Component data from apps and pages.

──────────

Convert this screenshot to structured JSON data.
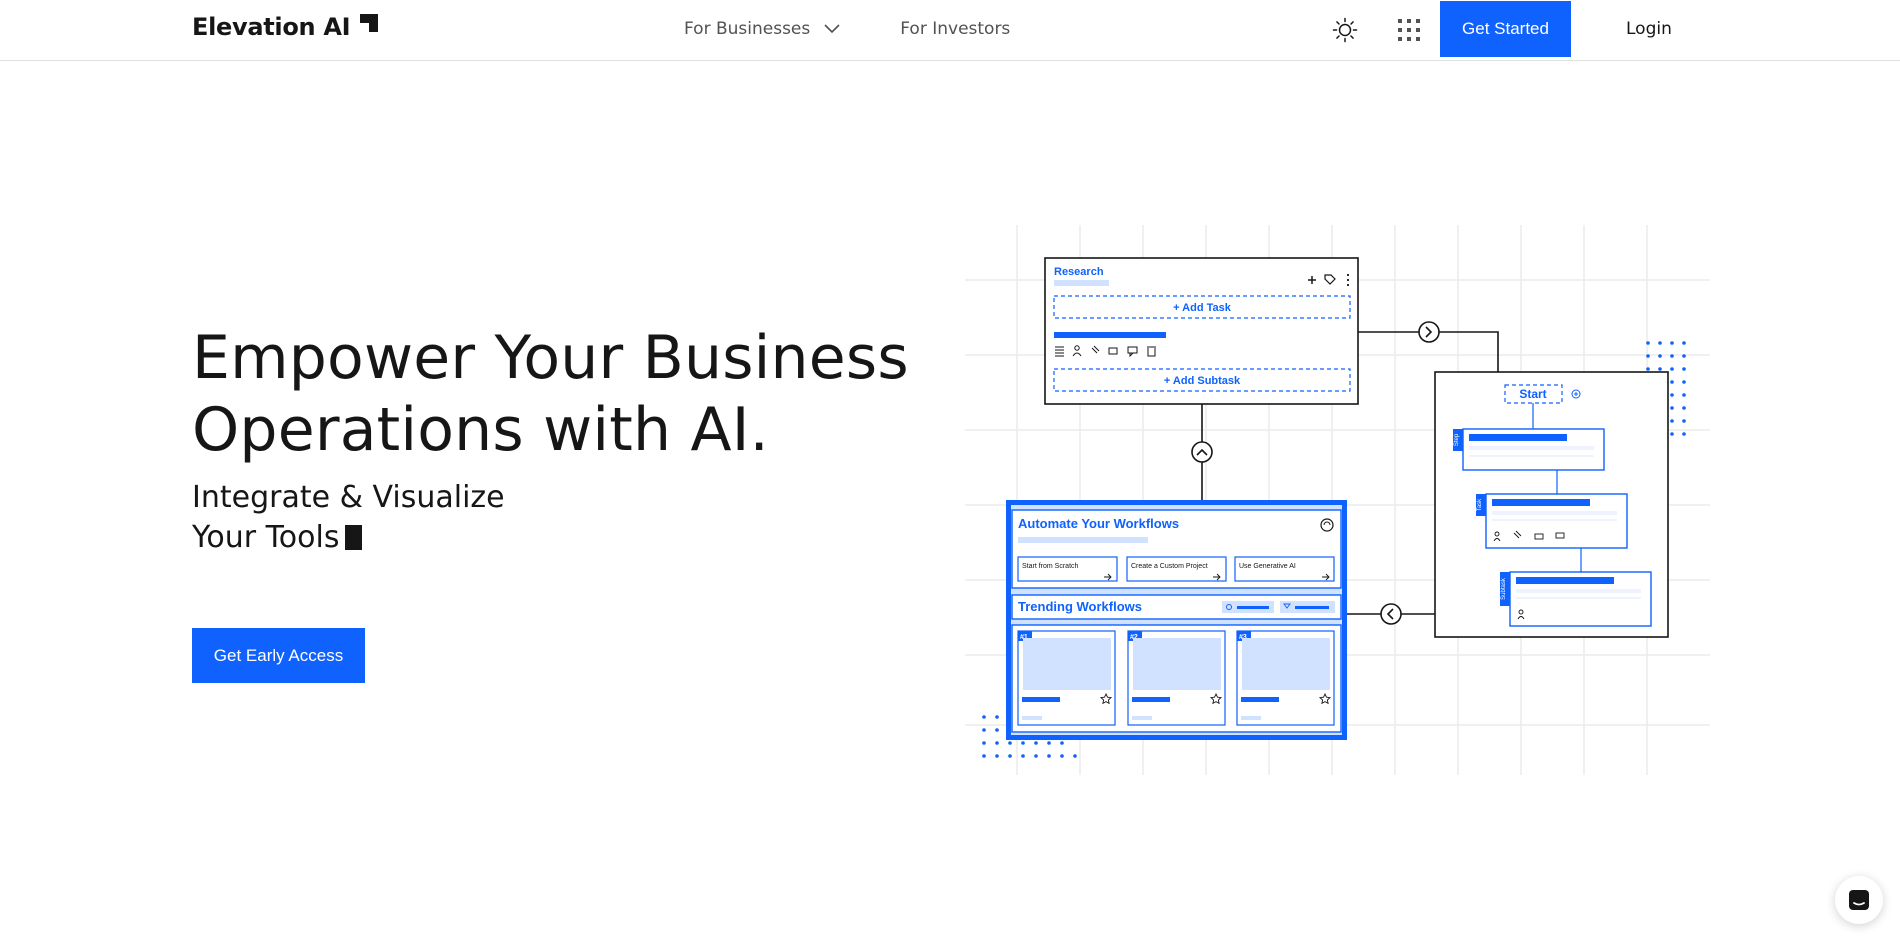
{
  "header": {
    "logo_text": "Elevation AI",
    "nav": [
      {
        "label": "For Businesses",
        "has_dropdown": true
      },
      {
        "label": "For Investors",
        "has_dropdown": false
      }
    ],
    "theme_icon": "sun-icon",
    "apps_icon": "grid-icon",
    "get_started_label": "Get Started",
    "login_label": "Login"
  },
  "hero": {
    "title_line1": "Empower Your Business",
    "title_line2": "Operations with AI.",
    "subtitle_line1": "Integrate & Visualize",
    "subtitle_line2": "Your Tools",
    "cta_label": "Get Early Access"
  },
  "illustration": {
    "research_title": "Research",
    "add_task": "+  Add Task",
    "add_subtask": "+  Add Subtask",
    "start_label": "Start",
    "automate_title": "Automate Your Workflows",
    "options": [
      "Start from Scratch",
      "Create a Custom Project",
      "Use Generative AI"
    ],
    "trending_title": "Trending Workflows",
    "ranks": [
      "#1",
      "#2",
      "#3"
    ],
    "side_tags": [
      "Step",
      "Task",
      "Subtask"
    ]
  },
  "colors": {
    "accent": "#0f62fe",
    "text": "#161616",
    "muted": "#525252",
    "light_blue": "#d0e2ff",
    "grid": "#e8e8e8"
  },
  "chat_icon": "chat-icon"
}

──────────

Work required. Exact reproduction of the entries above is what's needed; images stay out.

Answer to this exercise.
Convert this screenshot to structured JSON data.
{
  "header": {
    "logo_text": "Elevation AI",
    "nav": [
      {
        "label": "For Businesses",
        "has_dropdown": true
      },
      {
        "label": "For Investors",
        "has_dropdown": false
      }
    ],
    "theme_icon": "sun-icon",
    "apps_icon": "grid-icon",
    "get_started_label": "Get Started",
    "login_label": "Login"
  },
  "hero": {
    "title_line1": "Empower Your Business",
    "title_line2": "Operations with AI.",
    "subtitle_line1": "Integrate & Visualize",
    "subtitle_line2": "Your Tools",
    "cta_label": "Get Early Access"
  },
  "illustration": {
    "research_title": "Research",
    "add_task": "+  Add Task",
    "add_subtask": "+  Add Subtask",
    "start_label": "Start",
    "automate_title": "Automate Your Workflows",
    "options": [
      "Start from Scratch",
      "Create a Custom Project",
      "Use Generative AI"
    ],
    "trending_title": "Trending Workflows",
    "ranks": [
      "#1",
      "#2",
      "#3"
    ],
    "side_tags": [
      "Step",
      "Task",
      "Subtask"
    ]
  },
  "colors": {
    "accent": "#0f62fe",
    "text": "#161616",
    "muted": "#525252",
    "light_blue": "#d0e2ff",
    "grid": "#e8e8e8"
  },
  "chat_icon": "chat-icon"
}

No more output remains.